As a start, get a grasp of the basics. Begin with the financial articles in the magazines and newspapers you already read, or look for introductory information in the financial sections of portals and other websites. Talk to friends and family who are already investing.
When you’re ready to get serious, it might be a good idea to look for a financial mentor who can help you select specific investments—perhaps a friend or relative who is an experienced investor, or an investment professional. It can be a great way to get the encouragement you need to make important decisions. And as you expand your investment horizons, your mentor can help you create a strategy for putting together a more diversified portfolio.
You don’t need a lot of money to be an investor. But you will need enough cash to buy your first shares of stock or open your first mutual fund. It’s smart to set up an investment account so that you can contribute easily and keep track of your progress. A money market account with a brokerage firm or a mutual fund company is one way to go. So is a balanced or equity income mutual fund. If you’ve got the account earmarked for investing, you may be less tempted to spend the money on everyday expenses.

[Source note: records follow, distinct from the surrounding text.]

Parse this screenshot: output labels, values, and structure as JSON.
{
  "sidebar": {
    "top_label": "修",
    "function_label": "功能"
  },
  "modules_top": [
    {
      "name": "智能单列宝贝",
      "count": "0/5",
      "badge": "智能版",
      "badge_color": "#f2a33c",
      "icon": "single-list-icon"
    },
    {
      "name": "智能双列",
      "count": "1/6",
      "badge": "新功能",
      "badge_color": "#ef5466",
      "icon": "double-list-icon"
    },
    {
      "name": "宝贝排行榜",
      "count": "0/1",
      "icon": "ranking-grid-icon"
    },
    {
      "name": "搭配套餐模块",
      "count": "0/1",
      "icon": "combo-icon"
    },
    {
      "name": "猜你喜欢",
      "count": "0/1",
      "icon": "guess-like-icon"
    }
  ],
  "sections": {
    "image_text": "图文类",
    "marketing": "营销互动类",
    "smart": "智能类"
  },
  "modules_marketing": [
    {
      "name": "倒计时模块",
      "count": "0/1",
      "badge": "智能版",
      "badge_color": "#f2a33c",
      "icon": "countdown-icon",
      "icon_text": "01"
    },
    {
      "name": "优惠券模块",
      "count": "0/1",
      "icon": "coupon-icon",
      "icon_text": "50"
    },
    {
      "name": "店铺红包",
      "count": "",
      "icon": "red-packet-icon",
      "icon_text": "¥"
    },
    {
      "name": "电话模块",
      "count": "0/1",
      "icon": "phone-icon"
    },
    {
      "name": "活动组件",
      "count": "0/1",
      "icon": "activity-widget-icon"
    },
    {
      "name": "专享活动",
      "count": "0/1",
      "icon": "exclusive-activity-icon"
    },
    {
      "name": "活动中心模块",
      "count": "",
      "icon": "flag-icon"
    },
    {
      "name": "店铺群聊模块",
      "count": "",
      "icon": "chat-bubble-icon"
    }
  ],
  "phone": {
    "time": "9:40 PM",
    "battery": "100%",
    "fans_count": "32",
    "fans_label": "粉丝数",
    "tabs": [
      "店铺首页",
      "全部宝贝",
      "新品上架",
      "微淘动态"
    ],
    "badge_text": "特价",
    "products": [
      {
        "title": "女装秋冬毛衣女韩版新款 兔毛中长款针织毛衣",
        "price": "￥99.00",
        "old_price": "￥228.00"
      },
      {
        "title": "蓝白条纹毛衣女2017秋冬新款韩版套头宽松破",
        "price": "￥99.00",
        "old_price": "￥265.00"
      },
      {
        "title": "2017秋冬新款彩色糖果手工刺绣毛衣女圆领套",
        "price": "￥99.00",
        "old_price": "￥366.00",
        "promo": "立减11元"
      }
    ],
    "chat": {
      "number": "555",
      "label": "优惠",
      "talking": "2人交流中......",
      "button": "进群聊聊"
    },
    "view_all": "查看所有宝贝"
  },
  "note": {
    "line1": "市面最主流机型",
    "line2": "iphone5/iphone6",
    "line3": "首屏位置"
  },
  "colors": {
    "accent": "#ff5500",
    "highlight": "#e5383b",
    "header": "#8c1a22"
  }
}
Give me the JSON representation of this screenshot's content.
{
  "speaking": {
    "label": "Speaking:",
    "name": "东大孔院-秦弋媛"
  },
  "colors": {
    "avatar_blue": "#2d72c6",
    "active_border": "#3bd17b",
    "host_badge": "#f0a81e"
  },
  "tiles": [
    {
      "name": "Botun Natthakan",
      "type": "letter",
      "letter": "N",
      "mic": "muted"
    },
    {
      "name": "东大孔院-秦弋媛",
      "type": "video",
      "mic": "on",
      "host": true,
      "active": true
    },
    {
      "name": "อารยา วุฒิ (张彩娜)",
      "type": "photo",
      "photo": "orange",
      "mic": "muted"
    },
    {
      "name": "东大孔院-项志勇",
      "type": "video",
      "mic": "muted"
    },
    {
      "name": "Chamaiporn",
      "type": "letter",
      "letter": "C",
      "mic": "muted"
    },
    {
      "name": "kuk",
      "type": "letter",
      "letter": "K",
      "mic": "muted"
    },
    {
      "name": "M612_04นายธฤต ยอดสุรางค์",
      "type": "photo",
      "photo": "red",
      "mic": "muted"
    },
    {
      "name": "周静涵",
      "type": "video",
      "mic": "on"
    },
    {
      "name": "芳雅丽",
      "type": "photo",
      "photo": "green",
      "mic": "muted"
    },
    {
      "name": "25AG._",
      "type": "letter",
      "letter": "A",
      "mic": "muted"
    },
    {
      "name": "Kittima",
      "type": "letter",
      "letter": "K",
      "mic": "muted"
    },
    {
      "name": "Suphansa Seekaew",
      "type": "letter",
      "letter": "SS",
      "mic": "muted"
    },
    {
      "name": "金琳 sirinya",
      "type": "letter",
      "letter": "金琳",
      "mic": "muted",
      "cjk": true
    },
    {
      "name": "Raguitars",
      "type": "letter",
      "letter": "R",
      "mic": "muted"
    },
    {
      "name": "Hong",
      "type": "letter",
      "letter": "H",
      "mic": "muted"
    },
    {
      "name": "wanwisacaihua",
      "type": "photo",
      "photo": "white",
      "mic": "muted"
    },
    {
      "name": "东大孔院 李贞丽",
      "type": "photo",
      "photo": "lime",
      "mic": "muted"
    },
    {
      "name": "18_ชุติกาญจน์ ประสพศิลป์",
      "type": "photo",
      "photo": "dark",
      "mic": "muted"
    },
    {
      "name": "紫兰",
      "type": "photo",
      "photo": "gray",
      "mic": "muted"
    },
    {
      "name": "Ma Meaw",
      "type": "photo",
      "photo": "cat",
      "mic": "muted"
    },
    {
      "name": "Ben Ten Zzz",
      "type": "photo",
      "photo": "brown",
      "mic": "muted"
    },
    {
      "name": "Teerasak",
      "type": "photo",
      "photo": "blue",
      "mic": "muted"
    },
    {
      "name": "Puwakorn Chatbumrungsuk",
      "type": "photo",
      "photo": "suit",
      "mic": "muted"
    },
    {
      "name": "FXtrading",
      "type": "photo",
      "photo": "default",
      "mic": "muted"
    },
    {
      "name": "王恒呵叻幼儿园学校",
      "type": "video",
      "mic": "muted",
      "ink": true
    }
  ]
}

Contributions from the book It’s Your Financial Life in this press release are used with permission from Light Bulb Press.